Some of the jeopardy we experience in life happens because we did not take the time to prepare. I do a few things to reduce risk that might seem over the top to an unprepared person until a situation appears and they are left without viable options. This is not just a practical issue. There is a spiritual component.
When I drive to a distant city, before checking into my hotel, I fill my car with gas. An emergency call in the middle of the night might require me to leave unexpectedly. Having an empty tank when the gas stations are closed and you need to get home is not a good thing. Each night, before I go to bed, I make sure my cell phone is fully charged. We never know what will happen in the middle of the night that would require the ability to communicate. I tie my shoes with a mountaineer’s knot so they will not come undone. A loose shoe knot is not what you want when you are trying to run away from danger on a city street. We have go-bags in both our vehicles. They are small backpacks containing enough food, water, and survival gear to enable Jan and me to survive long enough to either get home or move to a place of safety should a natural disaster take place and we had to walk.
So, what does this mean? Is Garris not trusting God? Is he worrying about things that will probably never happen? I would suggest the answer is “no” because I have lived long enough to know that unusual and unpredictable scenarios can happen. Preparation provides us with options when life takes an unexpected turn.
The spiritual component I mentioned is even more important. When personal crisis visits our lives, those who are spiritually prepared are best equipped to have their faith survive the ordeal. To be prepared spiritually requires that we remain in daily communion with God – a communion not fueled by religious events but by maintaining a personal, moment-by-moment connection with the Lord. We also prepare ourselves by absorbing God’s word each day receiving instructions on what to do when a personal crisis pays a visit. And finally, being prepared means having a small group of friends we can go to when our world crumbles and we feel alone and vulnerable. These are the ongoing spiritual preparations of someone who knows the jeopardy and risk that occurs when those three elements are not present. Being prepared is the evidence of a healthy faith.
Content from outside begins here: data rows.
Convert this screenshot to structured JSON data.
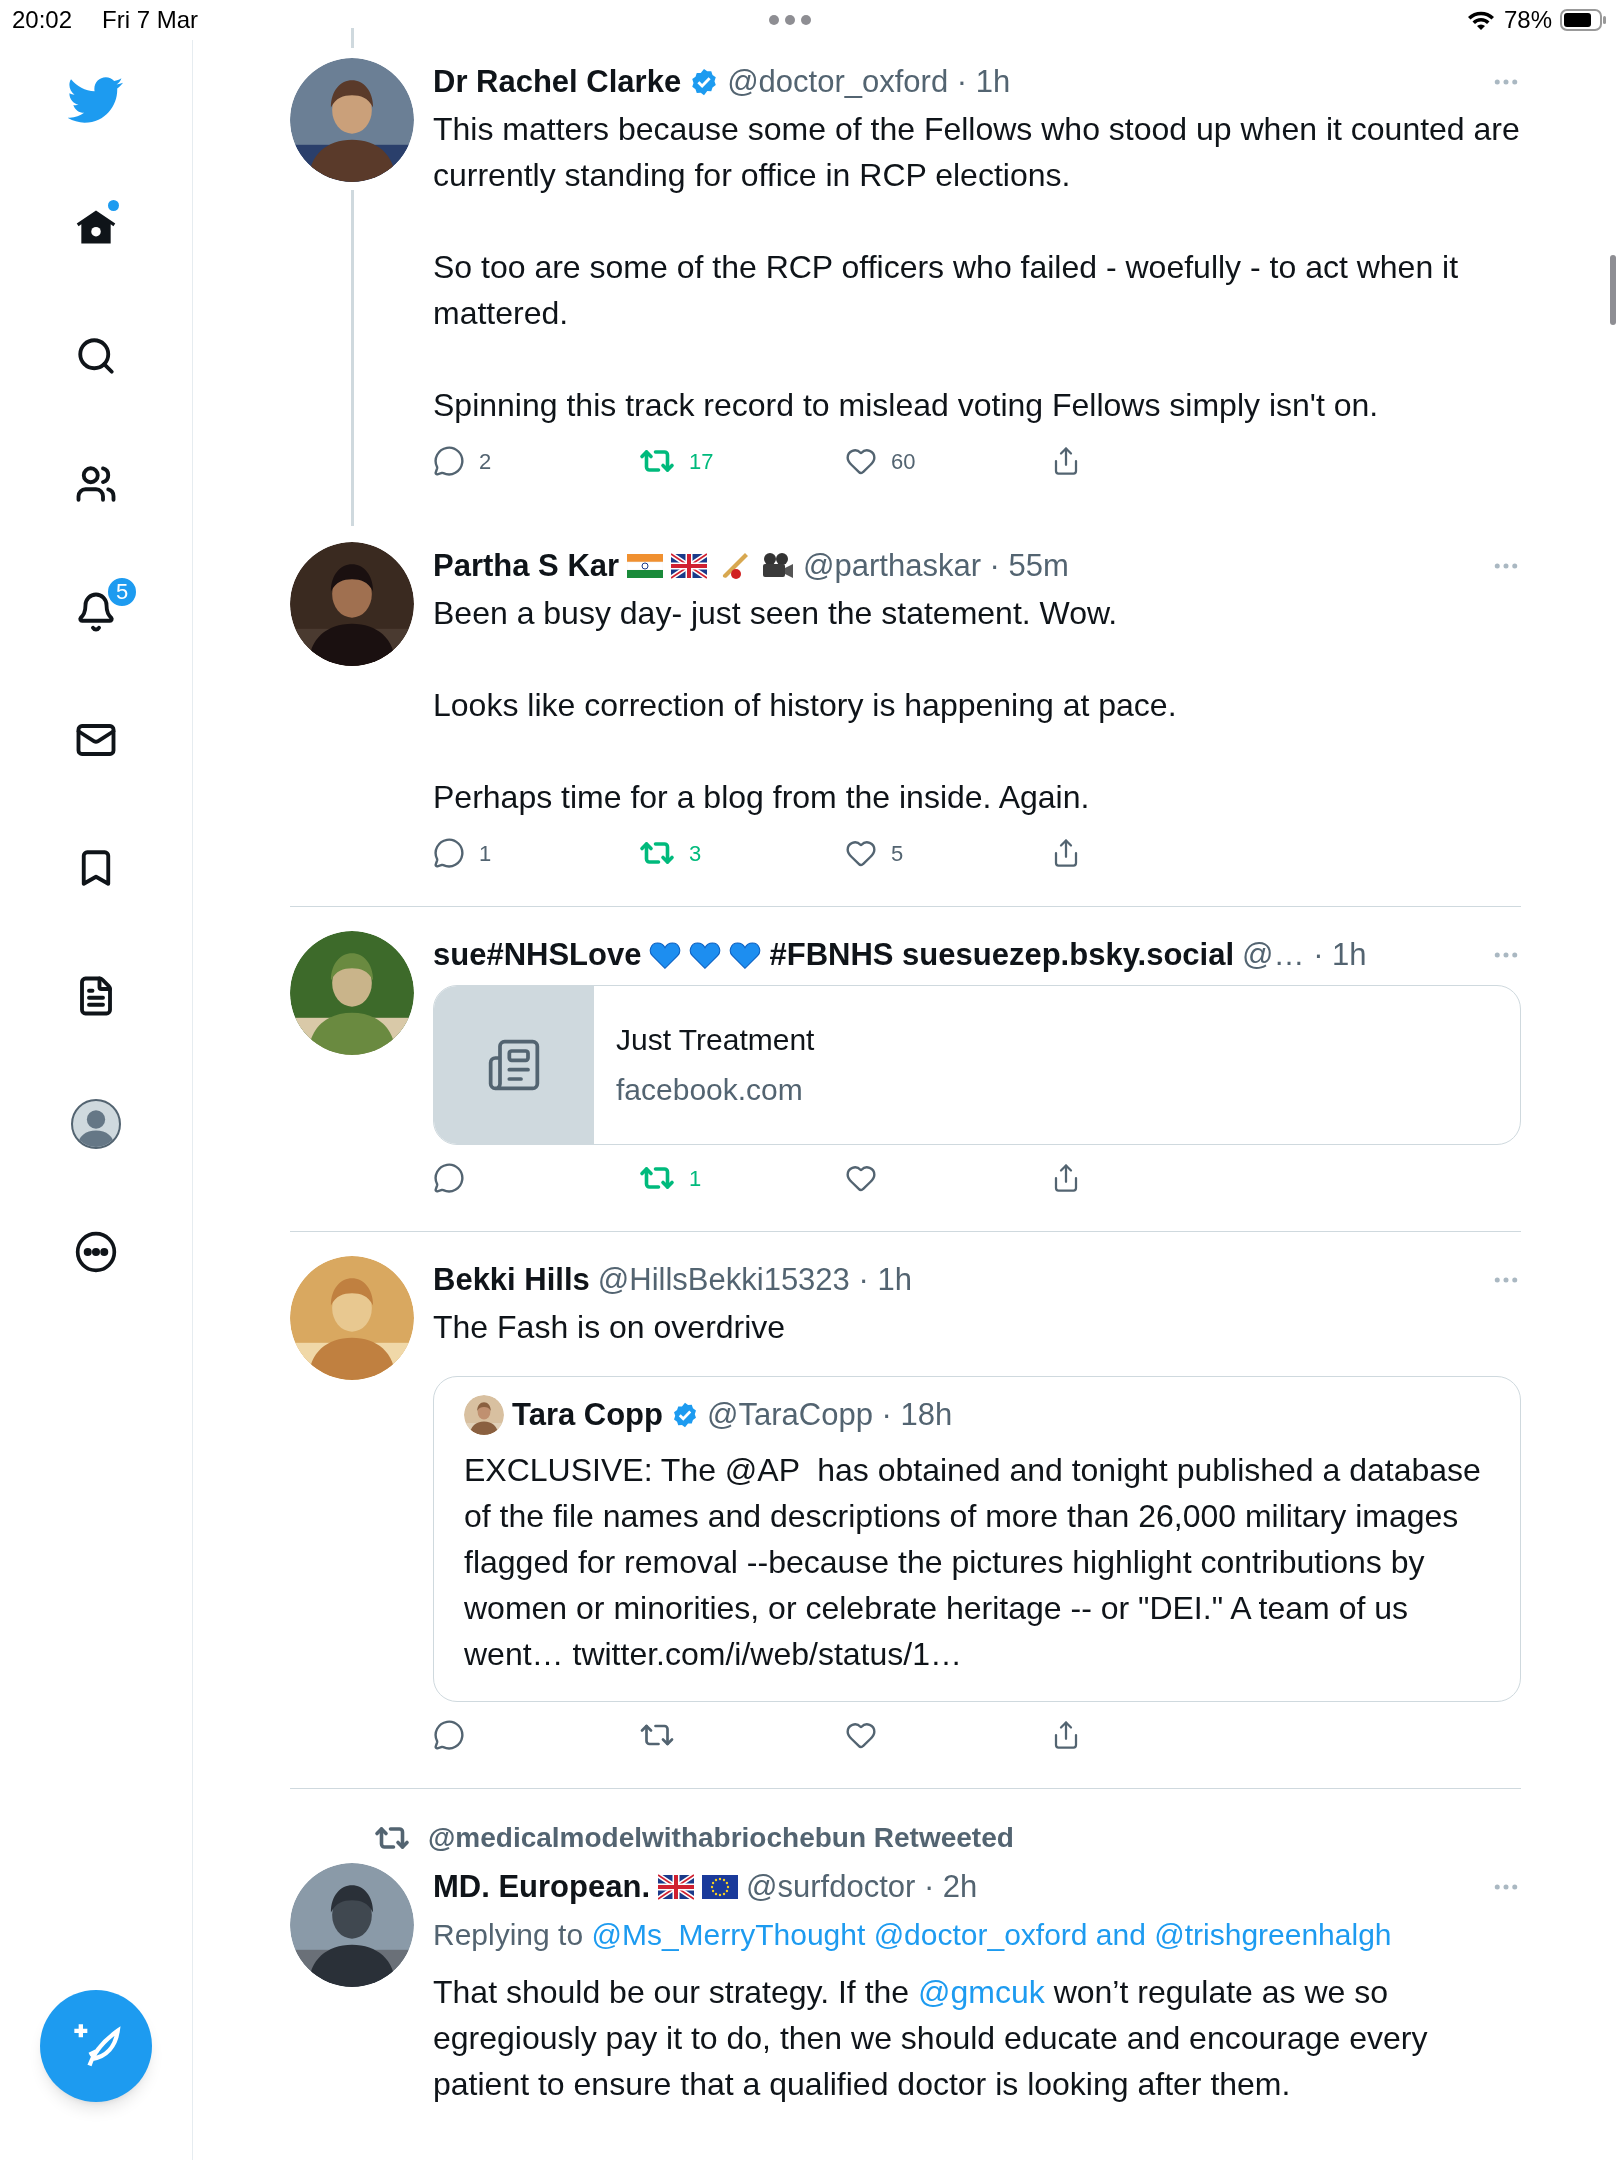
{
  "status_bar": {
    "time": "20:02",
    "date": "Fri 7 Mar",
    "battery": "78%"
  },
  "sidebar": {
    "items": [
      {
        "kind": "logo",
        "unread": false
      },
      {
        "kind": "home",
        "unread": true
      },
      {
        "kind": "search",
        "unread": false
      },
      {
        "kind": "communities",
        "unread": false
      },
      {
        "kind": "notifications",
        "unread": false,
        "badge": "5"
      },
      {
        "kind": "messages",
        "unread": false
      },
      {
        "kind": "bookmarks",
        "unread": false
      },
      {
        "kind": "lists",
        "unread": false
      },
      {
        "kind": "profile",
        "unread": false
      },
      {
        "kind": "more",
        "unread": false
      }
    ]
  },
  "tweets": [
    {
      "name": [
        {
          "kind": "text",
          "text": "Dr Rachel Clarke"
        }
      ],
      "verified": true,
      "meta": "@doctor_oxford · 1h",
      "thread_above": true,
      "thread_below": true,
      "body": [
        [
          {
            "kind": "text",
            "text": "This matters because some of the Fellows who stood up when it counted are currently standing for office in RCP elections."
          }
        ],
        [
          {
            "kind": "text",
            "text": "So too are some of the RCP officers who failed - woefully - to act when it mattered."
          }
        ],
        [
          {
            "kind": "text",
            "text": "Spinning this track record to mislead voting Fellows simply isn't on."
          }
        ]
      ],
      "actions": {
        "replies": "2",
        "retweets": "17",
        "likes": "60",
        "retweeted": true
      }
    },
    {
      "name": [
        {
          "kind": "text",
          "text": "Partha S Kar"
        },
        {
          "kind": "flag-india"
        },
        {
          "kind": "flag-uk"
        },
        {
          "kind": "cricket"
        },
        {
          "kind": "camera"
        }
      ],
      "verified": false,
      "meta": "@parthaskar · 55m",
      "thread_above": false,
      "thread_below": false,
      "body": [
        [
          {
            "kind": "text",
            "text": "Been a busy day- just seen the statement. Wow."
          }
        ],
        [
          {
            "kind": "text",
            "text": "Looks like correction of history is happening at pace."
          }
        ],
        [
          {
            "kind": "text",
            "text": "Perhaps time for a blog from the inside. Again."
          }
        ]
      ],
      "actions": {
        "replies": "1",
        "retweets": "3",
        "likes": "5",
        "retweeted": true
      }
    },
    {
      "name": [
        {
          "kind": "text",
          "text": "sue#NHSLove"
        },
        {
          "kind": "heart"
        },
        {
          "kind": "heart"
        },
        {
          "kind": "heart"
        },
        {
          "kind": "text",
          "text": "#FBNHS suesuezep.bsky.social"
        }
      ],
      "verified": false,
      "meta": "@… · 1h",
      "thread_above": false,
      "thread_below": false,
      "card": {
        "title": "Just Treatment",
        "domain": "facebook.com"
      },
      "actions": {
        "retweets": "1",
        "retweeted": true
      }
    },
    {
      "name": [
        {
          "kind": "text",
          "text": "Bekki Hills"
        }
      ],
      "verified": false,
      "meta": "@HillsBekki15323 · 1h",
      "thread_above": false,
      "thread_below": false,
      "body": [
        [
          {
            "kind": "text",
            "text": "The Fash is on overdrive"
          }
        ]
      ],
      "quote": {
        "name": "Tara Copp",
        "verified": true,
        "meta": "@TaraCopp · 18h",
        "text": "EXCLUSIVE: The @AP  has obtained and tonight published a database of the file names and descriptions of more than 26,000 military images flagged for removal --because the pictures highlight contributions by women or minorities, or celebrate heritage -- or \"DEI.\" A team of us went… twitter.com/i/web/status/1…"
      },
      "actions": {
        "retweeted": false
      }
    },
    {
      "retweeted_by": "@medicalmodelwithabriochebun Retweeted",
      "name": [
        {
          "kind": "text",
          "text": "MD. European."
        },
        {
          "kind": "flag-uk"
        },
        {
          "kind": "flag-eu"
        }
      ],
      "verified": false,
      "meta": "@surfdoctor · 2h",
      "thread_above": false,
      "thread_below": false,
      "replying_label": "Replying to",
      "replying_to": "@Ms_MerryThought @doctor_oxford and @trishgreenhalgh",
      "body": [
        [
          {
            "kind": "text",
            "text": "That should be our strategy. If the "
          },
          {
            "kind": "mention",
            "text": "@gmcuk"
          },
          {
            "kind": "text",
            "text": " won’t regulate as we so egregiously pay it to do, then we should educate and encourage every patient to ensure that a qualified doctor is looking after them."
          }
        ]
      ]
    }
  ]
}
Wisdom is what motivates us to live our lives prepared, no matter what the season. Wisdom transcends seasons. Paul instructed Timothy about his life and ministry. His words ring true for all aspects of life, “Be prepared, whether the time is favorable or not” (II Timothy 4:2).